[Page and application data records]
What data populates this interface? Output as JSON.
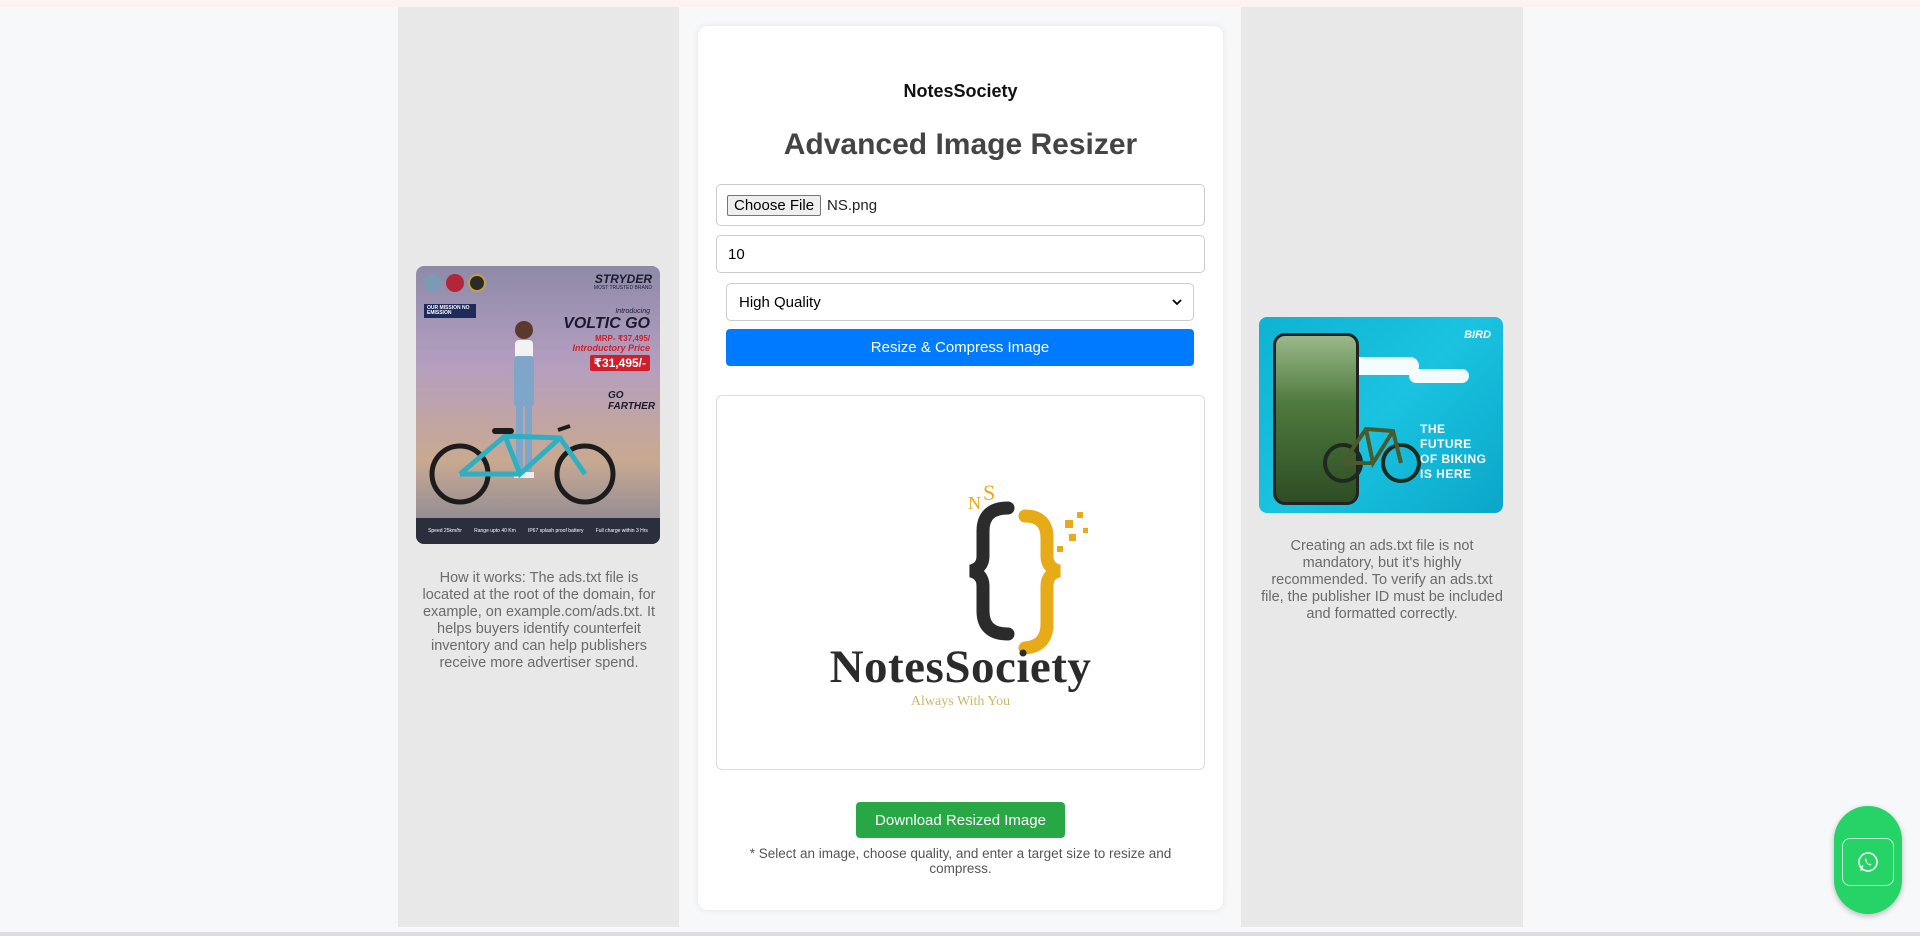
{
  "header": {
    "brand": "NotesSociety",
    "title": "Advanced Image Resizer"
  },
  "form": {
    "file_button_label": "Choose File",
    "file_name": "NS.png",
    "target_size_value": "10",
    "quality_selected": "High Quality",
    "resize_button_label": "Resize & Compress Image"
  },
  "preview": {
    "logo_initials": "NS",
    "logo_name": "NotesSociety",
    "logo_tagline": "Always With You"
  },
  "actions": {
    "download_button_label": "Download Resized Image",
    "help_note": "* Select an image, choose quality, and enter a target size to resize and compress."
  },
  "left_sidebar": {
    "ad": {
      "brand": "STRYDER",
      "brand_sub": "MOST TRUSTED BRAND",
      "mission": "OUR MISSION NO EMISSION",
      "intro_label": "Introducing",
      "product": "VOLTIC GO",
      "mrp": "MRP- ₹37,495/",
      "intro_price_label": "Introductory Price",
      "price": "₹31,495/-",
      "slogan": "GO FARTHER",
      "features": [
        "Speed 25km/hr",
        "Range upto 40 Km",
        "IP67 splash proof battery",
        "Full charge within 3 Hrs"
      ]
    },
    "text": "How it works: The ads.txt file is located at the root of the domain, for example, on example.com/ads.txt. It helps buyers identify counterfeit inventory and can help publishers receive more advertiser spend."
  },
  "right_sidebar": {
    "ad": {
      "brand": "BIRD",
      "tagline": [
        "THE",
        "FUTURE",
        "OF BIKING",
        "IS HERE"
      ]
    },
    "text": "Creating an ads.txt file is not mandatory, but it's highly recommended. To verify an ads.txt file, the publisher ID must be included and formatted correctly."
  },
  "floating": {
    "icon": "whatsapp-icon"
  },
  "colors": {
    "primary_button": "#007bff",
    "download_button": "#28a745",
    "whatsapp": "#25d366",
    "logo_gold": "#e6ab17"
  }
}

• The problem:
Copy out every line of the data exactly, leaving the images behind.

• Answer box:
What data populates this interface? Output as JSON.
{
  "header": {
    "brand": "NotesSociety",
    "title": "Advanced Image Resizer"
  },
  "form": {
    "file_button_label": "Choose File",
    "file_name": "NS.png",
    "target_size_value": "10",
    "quality_selected": "High Quality",
    "resize_button_label": "Resize & Compress Image"
  },
  "preview": {
    "logo_initials": "NS",
    "logo_name": "NotesSociety",
    "logo_tagline": "Always With You"
  },
  "actions": {
    "download_button_label": "Download Resized Image",
    "help_note": "* Select an image, choose quality, and enter a target size to resize and compress."
  },
  "left_sidebar": {
    "ad": {
      "brand": "STRYDER",
      "brand_sub": "MOST TRUSTED BRAND",
      "mission": "OUR MISSION NO EMISSION",
      "intro_label": "Introducing",
      "product": "VOLTIC GO",
      "mrp": "MRP- ₹37,495/",
      "intro_price_label": "Introductory Price",
      "price": "₹31,495/-",
      "slogan": "GO FARTHER",
      "features": [
        "Speed 25km/hr",
        "Range upto 40 Km",
        "IP67 splash proof battery",
        "Full charge within 3 Hrs"
      ]
    },
    "text": "How it works: The ads.txt file is located at the root of the domain, for example, on example.com/ads.txt. It helps buyers identify counterfeit inventory and can help publishers receive more advertiser spend."
  },
  "right_sidebar": {
    "ad": {
      "brand": "BIRD",
      "tagline": [
        "THE",
        "FUTURE",
        "OF BIKING",
        "IS HERE"
      ]
    },
    "text": "Creating an ads.txt file is not mandatory, but it's highly recommended. To verify an ads.txt file, the publisher ID must be included and formatted correctly."
  },
  "floating": {
    "icon": "whatsapp-icon"
  },
  "colors": {
    "primary_button": "#007bff",
    "download_button": "#28a745",
    "whatsapp": "#25d366",
    "logo_gold": "#e6ab17"
  }
}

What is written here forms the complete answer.